January 18, 2019
information charging the defendant with the crime of murder,
brought to the Superior Court in the judicial district of New
London, where the court, Jongbloed, J., denied the
defendant's motions to strike the jury panel and to
suppress certain evidence; thereafter, the case was tried to
the jury; verdict and judgment of guilty, from which the
defendant appealed to the Appellate Court, Beach, Keller and
Norcott, Js., which affirmed the judgment of the trial court,
and the defendant, on the granting of certification, appealed
to this court. Appeal dismissed.
Kenneth Rosenthal, with whom, on the brief, was Allison M.
Near, for the appellant (defendant).
Weller, senior assistant state's attorney, with whom, on
the brief, were Michael L. Regan, state's attorney, and
David J. Smith, supervisory assistant state's attorney,
for the appellee (state).
Christine Perra Rapillo, chief public defender, and Ann M.
Parrent, assistant public defender, filed a brief for the
Office of the Chief Public Defender as amicus curiae.
Robinson, C. J., and Palmer, McDonald, D'Auria, Mullins
and Kahn, Js.
defendant, Darnell Moore, appeals, upon our grant of his
petition for certification, from the judgment of the Appellate
Court affirming his conviction, rendered after a jury trial,
of murder in violation of General Statutes § 53a-54a.
State v. Moore, 169 Conn.App. 470, 473, 151 A.3d 412
(2016). On appeal, the defendant challenges the Appellate
Court's conclusion that the trial court properly denied
his motion to strike the voir dire panel on the ground that
he failed to provide any statistical analysis or data to
prove that the lack of African-American males on that panel
rendered it not a fair cross section of the New London
judicial district from which it was drawn, in violation of
the sixth amendment to the United States constitution. See
Duren v. Missouri, 439 U.S. 357, 364, 99 S.Ct. 664,
58 L.Ed.2d 579 (1979); State v. Gibbs, 254 Conn.
578, 588, 758 A.2d 327 (2000). The defendant contends
specifically that the Appellate Court incorrectly determined
that the census data he proffered about the percentage of
all African-Americans in the population of both
Connecticut as a whole and the New London judicial district

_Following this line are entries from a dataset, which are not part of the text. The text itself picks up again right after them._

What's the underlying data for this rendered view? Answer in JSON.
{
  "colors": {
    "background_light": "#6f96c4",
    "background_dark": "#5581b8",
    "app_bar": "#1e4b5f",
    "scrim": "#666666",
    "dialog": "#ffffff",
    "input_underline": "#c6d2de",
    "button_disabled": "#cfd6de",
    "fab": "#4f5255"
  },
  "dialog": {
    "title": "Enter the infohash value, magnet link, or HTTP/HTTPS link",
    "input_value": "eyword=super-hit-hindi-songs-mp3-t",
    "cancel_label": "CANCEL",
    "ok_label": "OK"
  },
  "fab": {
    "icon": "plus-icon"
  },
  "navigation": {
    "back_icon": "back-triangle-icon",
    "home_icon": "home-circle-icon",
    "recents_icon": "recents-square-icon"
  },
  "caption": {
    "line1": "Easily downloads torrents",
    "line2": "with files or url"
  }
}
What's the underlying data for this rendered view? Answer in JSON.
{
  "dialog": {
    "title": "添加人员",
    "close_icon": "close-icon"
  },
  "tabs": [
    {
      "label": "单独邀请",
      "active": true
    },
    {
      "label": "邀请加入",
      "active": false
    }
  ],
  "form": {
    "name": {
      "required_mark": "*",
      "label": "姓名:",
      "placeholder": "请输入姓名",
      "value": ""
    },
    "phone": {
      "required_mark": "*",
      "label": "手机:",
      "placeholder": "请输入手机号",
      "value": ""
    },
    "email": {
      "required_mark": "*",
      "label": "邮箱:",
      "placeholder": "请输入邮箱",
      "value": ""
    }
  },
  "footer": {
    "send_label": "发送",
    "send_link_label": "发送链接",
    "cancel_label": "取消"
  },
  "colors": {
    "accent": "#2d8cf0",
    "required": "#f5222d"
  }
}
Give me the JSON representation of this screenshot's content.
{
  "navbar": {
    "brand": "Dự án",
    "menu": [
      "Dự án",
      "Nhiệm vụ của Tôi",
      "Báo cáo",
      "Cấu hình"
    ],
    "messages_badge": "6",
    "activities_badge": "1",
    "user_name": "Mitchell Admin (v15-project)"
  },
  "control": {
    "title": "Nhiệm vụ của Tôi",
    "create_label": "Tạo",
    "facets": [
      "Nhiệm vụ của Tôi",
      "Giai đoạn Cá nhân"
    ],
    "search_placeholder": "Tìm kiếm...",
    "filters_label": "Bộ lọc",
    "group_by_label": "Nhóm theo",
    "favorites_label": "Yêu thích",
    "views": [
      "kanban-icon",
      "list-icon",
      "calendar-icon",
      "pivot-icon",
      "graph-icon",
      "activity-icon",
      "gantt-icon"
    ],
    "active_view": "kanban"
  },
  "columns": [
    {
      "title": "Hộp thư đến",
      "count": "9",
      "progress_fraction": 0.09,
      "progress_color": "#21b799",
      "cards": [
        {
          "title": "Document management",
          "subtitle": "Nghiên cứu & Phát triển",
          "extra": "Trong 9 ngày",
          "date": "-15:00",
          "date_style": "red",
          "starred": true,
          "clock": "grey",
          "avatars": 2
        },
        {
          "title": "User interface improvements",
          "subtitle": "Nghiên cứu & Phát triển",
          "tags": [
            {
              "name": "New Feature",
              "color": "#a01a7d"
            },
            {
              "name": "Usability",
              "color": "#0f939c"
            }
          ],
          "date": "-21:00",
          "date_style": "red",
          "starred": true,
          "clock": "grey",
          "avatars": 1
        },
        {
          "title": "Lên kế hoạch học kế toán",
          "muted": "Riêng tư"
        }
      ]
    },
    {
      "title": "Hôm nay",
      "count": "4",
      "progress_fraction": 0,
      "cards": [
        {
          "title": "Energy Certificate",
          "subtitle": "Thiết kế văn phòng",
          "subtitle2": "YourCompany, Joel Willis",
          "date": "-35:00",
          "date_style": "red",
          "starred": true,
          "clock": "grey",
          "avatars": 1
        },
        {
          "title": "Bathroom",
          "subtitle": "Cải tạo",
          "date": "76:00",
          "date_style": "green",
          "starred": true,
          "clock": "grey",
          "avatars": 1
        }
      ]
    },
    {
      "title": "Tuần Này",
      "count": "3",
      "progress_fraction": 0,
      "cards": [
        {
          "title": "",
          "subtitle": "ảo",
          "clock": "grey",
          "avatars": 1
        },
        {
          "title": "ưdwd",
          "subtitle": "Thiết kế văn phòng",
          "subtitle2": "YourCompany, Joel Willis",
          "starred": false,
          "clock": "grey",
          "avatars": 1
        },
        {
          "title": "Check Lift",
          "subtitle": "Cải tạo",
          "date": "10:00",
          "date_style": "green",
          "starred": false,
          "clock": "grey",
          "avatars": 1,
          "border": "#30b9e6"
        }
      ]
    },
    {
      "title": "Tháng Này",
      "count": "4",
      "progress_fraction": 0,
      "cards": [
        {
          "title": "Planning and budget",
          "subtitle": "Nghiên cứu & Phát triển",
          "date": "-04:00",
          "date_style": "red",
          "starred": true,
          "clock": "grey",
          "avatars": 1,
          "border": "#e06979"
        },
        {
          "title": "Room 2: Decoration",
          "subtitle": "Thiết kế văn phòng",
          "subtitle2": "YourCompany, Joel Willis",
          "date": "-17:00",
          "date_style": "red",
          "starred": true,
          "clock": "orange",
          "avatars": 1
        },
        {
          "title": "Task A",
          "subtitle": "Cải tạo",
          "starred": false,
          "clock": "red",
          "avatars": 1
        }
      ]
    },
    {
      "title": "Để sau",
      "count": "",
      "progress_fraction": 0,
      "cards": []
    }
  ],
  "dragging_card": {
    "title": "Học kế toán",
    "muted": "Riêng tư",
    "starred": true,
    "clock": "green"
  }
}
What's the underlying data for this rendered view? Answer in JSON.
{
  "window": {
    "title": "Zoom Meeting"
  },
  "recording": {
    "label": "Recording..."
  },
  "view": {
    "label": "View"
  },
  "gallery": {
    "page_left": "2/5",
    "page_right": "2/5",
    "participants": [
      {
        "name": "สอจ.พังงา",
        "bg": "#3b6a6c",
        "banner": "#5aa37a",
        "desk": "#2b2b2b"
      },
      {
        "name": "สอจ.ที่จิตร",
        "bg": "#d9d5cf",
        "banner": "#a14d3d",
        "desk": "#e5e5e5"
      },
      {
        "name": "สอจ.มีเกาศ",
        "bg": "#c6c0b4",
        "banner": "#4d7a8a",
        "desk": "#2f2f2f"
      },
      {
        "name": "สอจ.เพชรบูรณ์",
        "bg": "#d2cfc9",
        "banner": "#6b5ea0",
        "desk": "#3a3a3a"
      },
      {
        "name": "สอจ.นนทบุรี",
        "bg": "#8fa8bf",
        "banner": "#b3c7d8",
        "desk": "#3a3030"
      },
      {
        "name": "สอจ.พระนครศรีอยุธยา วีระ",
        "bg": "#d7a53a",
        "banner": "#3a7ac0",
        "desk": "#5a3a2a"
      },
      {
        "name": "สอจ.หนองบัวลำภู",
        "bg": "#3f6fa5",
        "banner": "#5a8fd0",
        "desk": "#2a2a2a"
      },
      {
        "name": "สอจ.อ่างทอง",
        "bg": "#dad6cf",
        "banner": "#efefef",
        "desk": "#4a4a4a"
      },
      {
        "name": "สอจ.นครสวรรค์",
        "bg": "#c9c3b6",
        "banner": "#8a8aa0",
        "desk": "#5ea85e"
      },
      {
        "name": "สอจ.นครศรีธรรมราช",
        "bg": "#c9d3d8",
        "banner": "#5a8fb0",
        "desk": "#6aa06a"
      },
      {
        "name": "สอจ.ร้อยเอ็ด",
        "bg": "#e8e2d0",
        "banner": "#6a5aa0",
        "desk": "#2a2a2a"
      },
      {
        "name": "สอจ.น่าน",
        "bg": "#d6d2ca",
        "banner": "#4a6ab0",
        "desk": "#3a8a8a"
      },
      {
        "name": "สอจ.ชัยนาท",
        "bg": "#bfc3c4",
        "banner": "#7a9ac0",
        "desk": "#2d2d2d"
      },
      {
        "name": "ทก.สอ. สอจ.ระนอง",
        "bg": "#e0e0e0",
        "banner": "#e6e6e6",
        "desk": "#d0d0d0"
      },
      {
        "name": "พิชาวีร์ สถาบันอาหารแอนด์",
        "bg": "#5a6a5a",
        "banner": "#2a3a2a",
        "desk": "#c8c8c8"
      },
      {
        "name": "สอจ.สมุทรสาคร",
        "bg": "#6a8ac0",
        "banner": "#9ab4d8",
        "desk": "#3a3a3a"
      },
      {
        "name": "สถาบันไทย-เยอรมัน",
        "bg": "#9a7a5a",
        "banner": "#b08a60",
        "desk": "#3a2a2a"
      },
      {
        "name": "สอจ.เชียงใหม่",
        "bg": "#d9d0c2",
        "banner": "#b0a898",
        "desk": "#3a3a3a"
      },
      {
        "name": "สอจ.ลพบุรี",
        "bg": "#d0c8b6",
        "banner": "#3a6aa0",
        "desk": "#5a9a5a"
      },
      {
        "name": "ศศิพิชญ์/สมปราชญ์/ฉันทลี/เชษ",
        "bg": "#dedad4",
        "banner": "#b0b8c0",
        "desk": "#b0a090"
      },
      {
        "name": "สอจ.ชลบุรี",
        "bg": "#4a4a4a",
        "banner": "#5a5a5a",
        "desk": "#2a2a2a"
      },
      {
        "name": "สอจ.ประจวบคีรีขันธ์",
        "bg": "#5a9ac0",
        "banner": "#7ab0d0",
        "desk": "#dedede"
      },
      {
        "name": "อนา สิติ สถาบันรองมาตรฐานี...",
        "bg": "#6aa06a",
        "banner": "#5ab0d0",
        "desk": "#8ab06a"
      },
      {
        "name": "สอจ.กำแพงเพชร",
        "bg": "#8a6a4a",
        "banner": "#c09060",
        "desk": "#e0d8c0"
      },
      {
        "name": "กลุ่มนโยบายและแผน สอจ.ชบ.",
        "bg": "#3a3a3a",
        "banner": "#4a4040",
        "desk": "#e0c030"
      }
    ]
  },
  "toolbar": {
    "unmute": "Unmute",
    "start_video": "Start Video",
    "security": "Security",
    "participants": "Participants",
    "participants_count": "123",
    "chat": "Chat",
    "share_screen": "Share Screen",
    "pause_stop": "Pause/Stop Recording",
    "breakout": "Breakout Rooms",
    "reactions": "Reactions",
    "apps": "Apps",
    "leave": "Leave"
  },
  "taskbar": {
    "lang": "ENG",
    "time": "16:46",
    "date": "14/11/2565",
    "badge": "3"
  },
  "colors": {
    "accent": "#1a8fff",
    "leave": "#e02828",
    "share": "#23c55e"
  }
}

specifically did not constitute probative evidence with
respect to the inquiry at issue, which was limited to the
percentage of African-American males eligible for
jury service, because, ‘‘[w]ithout an ability to
rely on census data, [he] had no recourse as to how he might
demonstrate a fair cross section claim.'' The
defendant also argues that the Appellate Court improperly
declined to exercise its supervisory power over the
administration of justice to further the purpose of General
Statutes § 51-232 (c) by requiring the jury administrator to
collect and maintain racial and demographic data for all
jurors because, ‘‘without that information, there
is no mechanism by which . . . any defendant can effectively
present evidence of the number of distinctive group members
in the jury pool for the pertinent judicial
examining the entire record on appeal and considering the
briefs and oral arguments of the parties, we have determined
that the appeal in this case should be dismissed on the
ground that certification was improvidently granted.
dismissing the appeal, however, we offer an additional
observation with respect to the defendant's request,
supported by the amicus curiae Office of the Chief Public
Defender, to exercise our supervisory authority over the
administration of justice to enhance the diversity of our
state's juries by requiring the jury administrator to
collect racial and demographic information about prospective
jurors, including by (1) amending the juror questionnaire to
mandate the inclusion of racial and ethnic background, rather
than the current practice under § 51-232 (c) of making
the provision of such information voluntary, which might skew
the data collected, and (2) maintaining statistical
information based on that data prior to the destruction of
the questionnaires in accordance with Judicial Branch policy
intended to protect juror confidentiality. See, e.g.,
Barlow v. Commissioner of Correction, 328
Conn. 610, 612-15, 182 A.3d 78 (2018) (providing additional
explanation in dismissing appeal as improvidently granted).
As we noted in State v. Raynor, 334 Conn.,, A.3d
(2019), a companion case raising similar issues in the
context of claims under Batson v. Kentucky, 476 U.S.
79, 106 S.Ct. 1712, 90 L.Ed.2d 69 (1986), the fact that the
legislature has acted in this area by enacting § 51-232
(c)-which specifically makes the provision of racial and
ethnic data optional for the juror-renders us reluctant to
exercise our supervisory authority in the sweeping manner
sought by the defendant and the amicus curiae Office of the
Chief Public Defender. Instead, we anticipate these issues
will be considered by the Jury Selection Task Force, which
the Chief Justice will appoint pursuant to our decision in
State v. Holmes, 334 Conn.,, A.3d (2019), to suggest
those changes to court policies, rules, and legislation
necessary to ensure that our state court juries are
representative of Connecticut's diverse population.
appeal is dismissed.